The distinctive H Samuel clock which hangs above Cardiff Market has sat in its position on St Mary Street for more than a century.
However the clock hasn’t worked for years and over time its appearance has become rather shabby. As part of its work to transform St Mary Street and High Street, creating a pedestrian-friendly area, Cardiff Council is to spend £25,000 towards fully repairing and restoring the clock, ensuring that a piece of Cardiff’s history is preserved for future generations.
The original H Samuel clock was in position over the market as early as 1910, but in 1963 world-famous clockmakers Smith of Derby installed a new large projecting clock, with opal acrylic dials, rear illumination and neon lettering in the top and bottom sign panels. The clock was built to a standard H Samuel design and many were installed all over the country, although today only a few still remain.
Having fallen into disrepair, the clock has now been taken down and sent back to the Smith of Derby workshops, where it will undergo an eight week restoration. It is set to be returned to St Mary Street in October where it will be renamed ‘The Cardiff Market Clock’ and continue the presence of a clock in this position for more than 100 years.
Councillor Nigel Howells, Executive member for Sport, Leisure and Culture, said: “The Cardiff Market Clock is a little piece of the city centre’s history and a much loved landmark. St Mary Street and High Street are themselves currently undergoing a historic transformation with the spectacular re-paving work that is being created to enhance the city centre environment and the restoration of this clock is all part of that process. I am really looking forward to seeing the clock back above the market and fully working again.”

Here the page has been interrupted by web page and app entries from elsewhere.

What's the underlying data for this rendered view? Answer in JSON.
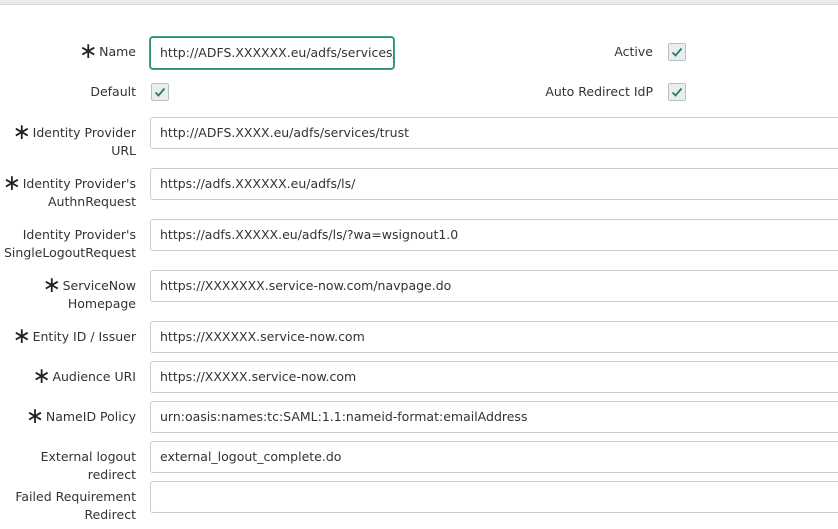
{
  "form": {
    "name": {
      "label": "Name",
      "value": "http://ADFS.XXXXXX.eu/adfs/services/trus"
    },
    "default": {
      "label": "Default",
      "checked": true
    },
    "active": {
      "label": "Active",
      "checked": true
    },
    "auto_redirect": {
      "label": "Auto Redirect IdP",
      "checked": true
    },
    "idp_url": {
      "label_line1": "Identity Provider",
      "label_line2": "URL",
      "value": "http://ADFS.XXXX.eu/adfs/services/trust"
    },
    "authn": {
      "label_line1": "Identity Provider's",
      "label_line2": "AuthnRequest",
      "value": "https://adfs.XXXXXX.eu/adfs/ls/"
    },
    "logout": {
      "label_line1": "Identity Provider's",
      "label_line2": "SingleLogoutRequest",
      "value": "https://adfs.XXXXX.eu/adfs/ls/?wa=wsignout1.0"
    },
    "homepage": {
      "label_line1": "ServiceNow",
      "label_line2": "Homepage",
      "value": "https://XXXXXXX.service-now.com/navpage.do"
    },
    "entity": {
      "label": "Entity ID / Issuer",
      "value": "https://XXXXXX.service-now.com"
    },
    "audience": {
      "label": "Audience URI",
      "value": "https://XXXXX.service-now.com"
    },
    "nameid": {
      "label": "NameID Policy",
      "value": "urn:oasis:names:tc:SAML:1.1:nameid-format:emailAddress"
    },
    "ext_logout": {
      "label": "External logout redirect",
      "value": "external_logout_complete.do"
    },
    "failed_req": {
      "label_line1": "Failed Requirement",
      "label_line2": "Redirect",
      "value": ""
    }
  },
  "required_marker": "∗",
  "colors": {
    "focus_border": "#2e8b77",
    "field_border": "#c9ced0",
    "checkbox_bg": "#e8eeee",
    "check_mark": "#2e7a6a"
  }
}
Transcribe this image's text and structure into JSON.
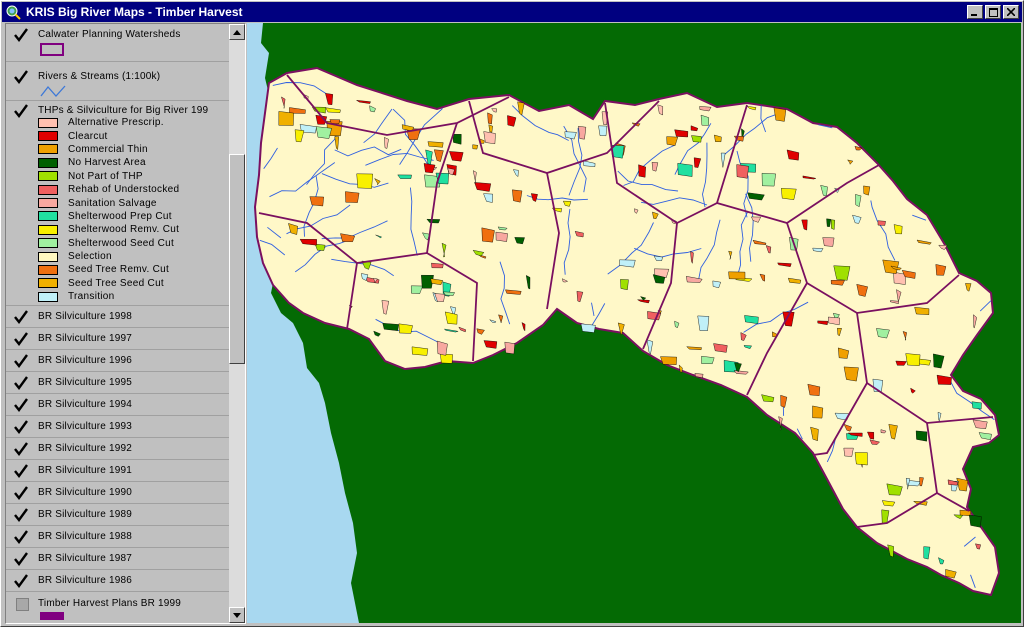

Councillor Mark Stephens, Executive member for Finance and Service Delivery, added: “This Council is committed to Cardiff having a city centre that it can be proud of. The restoration of the Cardiff Market Clock is another piece of the jigsaw in creating a pedestrian-friendly environment for High Street and St Mary Street.”